After three years of haemorrhaging money, Virgin Atlantic is gaining altitude again with a slim but significant profit. The airline’s pre-tax profit before exceptional items was up to £14.4m last year, a mighty improvement on the £51m loss it posted in 2013.
The results are a mark of success for Virgin’s partnership with American airline Delta, which acquired a 49% stake in Virgin Atlantic at the end of 2012. Current CEO Craig Kreeger was brought on board in January 2013 and tasked with turning the business around. He is probably feeling pretty pleased with himself today.
‘These profitable results mark the successful conclusion of our recovery period and have put firm foundations in place for the future,’ he said. ‘We are confident that we have the right fleet, network and partners in place to be more profitable than ever before by 2018.’
It's not been a totally positive year of course - in October it had to scrap its domestic service Little Red which was struggling to fill flights.

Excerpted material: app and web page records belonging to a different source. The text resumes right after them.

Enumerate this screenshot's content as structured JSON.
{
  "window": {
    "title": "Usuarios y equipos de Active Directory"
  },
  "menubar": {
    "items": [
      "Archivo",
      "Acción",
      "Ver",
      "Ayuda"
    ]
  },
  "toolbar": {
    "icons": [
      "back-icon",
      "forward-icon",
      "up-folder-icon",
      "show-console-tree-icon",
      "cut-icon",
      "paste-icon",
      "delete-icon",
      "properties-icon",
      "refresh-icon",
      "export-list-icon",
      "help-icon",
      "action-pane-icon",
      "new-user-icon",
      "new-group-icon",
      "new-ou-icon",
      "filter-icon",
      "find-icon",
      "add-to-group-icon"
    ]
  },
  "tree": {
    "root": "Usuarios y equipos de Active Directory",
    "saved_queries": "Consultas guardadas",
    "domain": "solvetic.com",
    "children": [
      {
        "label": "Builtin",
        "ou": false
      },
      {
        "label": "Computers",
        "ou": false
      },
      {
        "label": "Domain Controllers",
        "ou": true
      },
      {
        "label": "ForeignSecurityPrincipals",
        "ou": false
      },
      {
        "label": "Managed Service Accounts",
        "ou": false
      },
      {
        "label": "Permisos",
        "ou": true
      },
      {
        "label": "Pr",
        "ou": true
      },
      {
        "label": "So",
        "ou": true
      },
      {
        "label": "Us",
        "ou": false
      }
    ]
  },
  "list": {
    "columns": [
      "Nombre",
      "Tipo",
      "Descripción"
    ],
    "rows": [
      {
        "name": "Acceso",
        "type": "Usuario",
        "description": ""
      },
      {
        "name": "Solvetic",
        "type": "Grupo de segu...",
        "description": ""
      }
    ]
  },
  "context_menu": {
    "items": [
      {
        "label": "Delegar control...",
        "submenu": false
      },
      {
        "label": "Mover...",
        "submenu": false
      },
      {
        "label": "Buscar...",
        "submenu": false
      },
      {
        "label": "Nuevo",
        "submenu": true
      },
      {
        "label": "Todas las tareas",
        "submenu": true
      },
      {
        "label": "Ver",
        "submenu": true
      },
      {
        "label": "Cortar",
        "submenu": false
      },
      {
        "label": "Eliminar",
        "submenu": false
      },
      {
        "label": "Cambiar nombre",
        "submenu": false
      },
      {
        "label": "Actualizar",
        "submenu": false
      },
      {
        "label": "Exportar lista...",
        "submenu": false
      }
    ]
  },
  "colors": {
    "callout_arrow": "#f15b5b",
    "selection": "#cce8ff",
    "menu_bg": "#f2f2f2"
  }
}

But the airline's founder and 'president' Richard Branson was obviously upbeat. 'The team at Virgin Atlantic has done a great job in turning around the airline and has the right strategy to take the business from strength to strength,' he said.
Less happy about the figures will be British Airways chief exec Willie Walsh, who predicted in 2012 that Virgin Atlantic would be dead within five years. ‘I can’t see Delta wanting to operate the Virgin brand because if they do what does that say about the Delta brand?’ he told the Telegraph.
He’s still got a couple of years to go, but his prediction certainly looks less likely an outcome now than it used to.